Bowler admitted that not all legal services websites are addressed by the new rule. For example, Shpoonkle.com, a website that allows attorneys to bid on a potential client's case, or other sites offering mobile phone apps that put someone immediately in touch with a criminal lawyer at the press of a button, are not governed by this new rule change.
"I think it's the start, I don't think it's the finish," Bowler said of the rule proposal. "The changes we've made will be in the discussion of any internet-based model, but will it have the answer for every internet-based model?" Bowler didn't think so.
Fred Ury, of Ury & Moskow in Fairfield, is a member of the American Bar Association's Commission on Ethics 20/20. Ury said Bowler's rule proposal is an "attempt to have the rules reflect what's going on in the marketplace."
"This is pay-per-click, that's what this is all about," said Ury. "This is how people are finding lawyers on the internet."
Ury said the rules can never keep up with technology. "The entire profession is going to change faster than what we're able to keep up with the rules so they have to be generic," said Ury. The rules are never going to specifically say "this website is good and that site is bad."
Dubois, the former chief disciplinary counsel who now practices law at Geraghty & Bonnano Attorneys At Law in New London, agreed with Ury. "A lot of commerce is moving to the internet," said Dubois. "The question is, how do lawyers do it without getting themselves in the disciplinary jackpot? To his credit, Bowler has been very much ahead of the curve with trying to see where this is going and make sure the rules are reasonable and workable."
Ralph Monaco, a technology-savvy past president of the CBA, said the association has not formally discussed the rule proposal.

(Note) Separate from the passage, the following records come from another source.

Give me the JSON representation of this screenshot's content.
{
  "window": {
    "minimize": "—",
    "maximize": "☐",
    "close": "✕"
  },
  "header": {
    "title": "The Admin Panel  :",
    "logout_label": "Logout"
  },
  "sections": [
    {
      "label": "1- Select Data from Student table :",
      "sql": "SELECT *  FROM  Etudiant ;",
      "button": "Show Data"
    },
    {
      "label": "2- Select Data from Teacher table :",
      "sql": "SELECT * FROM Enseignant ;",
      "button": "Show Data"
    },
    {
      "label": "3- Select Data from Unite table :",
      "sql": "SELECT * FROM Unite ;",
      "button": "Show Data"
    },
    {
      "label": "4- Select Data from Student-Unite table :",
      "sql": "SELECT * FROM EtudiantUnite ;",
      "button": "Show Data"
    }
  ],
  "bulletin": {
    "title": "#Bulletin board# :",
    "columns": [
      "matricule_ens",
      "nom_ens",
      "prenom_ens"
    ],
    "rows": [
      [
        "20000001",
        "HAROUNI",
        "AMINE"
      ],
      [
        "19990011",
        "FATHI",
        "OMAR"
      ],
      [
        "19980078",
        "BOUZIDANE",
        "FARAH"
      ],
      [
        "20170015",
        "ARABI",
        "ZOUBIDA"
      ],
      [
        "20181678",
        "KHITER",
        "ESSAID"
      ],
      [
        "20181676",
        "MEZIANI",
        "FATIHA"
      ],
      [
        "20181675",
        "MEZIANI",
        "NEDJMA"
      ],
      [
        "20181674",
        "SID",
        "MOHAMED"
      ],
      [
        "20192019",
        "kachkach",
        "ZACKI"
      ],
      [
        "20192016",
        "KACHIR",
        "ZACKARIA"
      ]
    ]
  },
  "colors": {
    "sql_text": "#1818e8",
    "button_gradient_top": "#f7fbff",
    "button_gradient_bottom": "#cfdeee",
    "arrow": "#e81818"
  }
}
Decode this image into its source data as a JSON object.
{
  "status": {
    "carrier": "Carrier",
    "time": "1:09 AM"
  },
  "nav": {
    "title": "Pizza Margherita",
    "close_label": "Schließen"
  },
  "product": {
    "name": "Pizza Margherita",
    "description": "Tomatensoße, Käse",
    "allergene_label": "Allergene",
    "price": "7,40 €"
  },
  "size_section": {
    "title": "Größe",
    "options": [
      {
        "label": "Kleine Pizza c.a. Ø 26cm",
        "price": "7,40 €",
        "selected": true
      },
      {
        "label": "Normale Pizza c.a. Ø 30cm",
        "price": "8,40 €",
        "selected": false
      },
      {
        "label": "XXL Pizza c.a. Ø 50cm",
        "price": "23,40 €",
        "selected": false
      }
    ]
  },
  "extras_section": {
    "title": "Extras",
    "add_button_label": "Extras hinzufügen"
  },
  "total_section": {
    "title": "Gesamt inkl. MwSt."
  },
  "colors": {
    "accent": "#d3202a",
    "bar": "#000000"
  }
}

"I can understand why [Bowler's] office would want to have a rule addressing this," said Monaco, who practices law at Conway, Londregan, Sheehan & Monaco in New London. "Certainly, a lot of county bar associations have had referral services for years. In the so-called olden days, there was an ad in the Yellow Pages for the local bar association to refer people to lawyers. Now this is taking that and moving it into the cyberworld. I think a rule addressing it is the next step in the process here."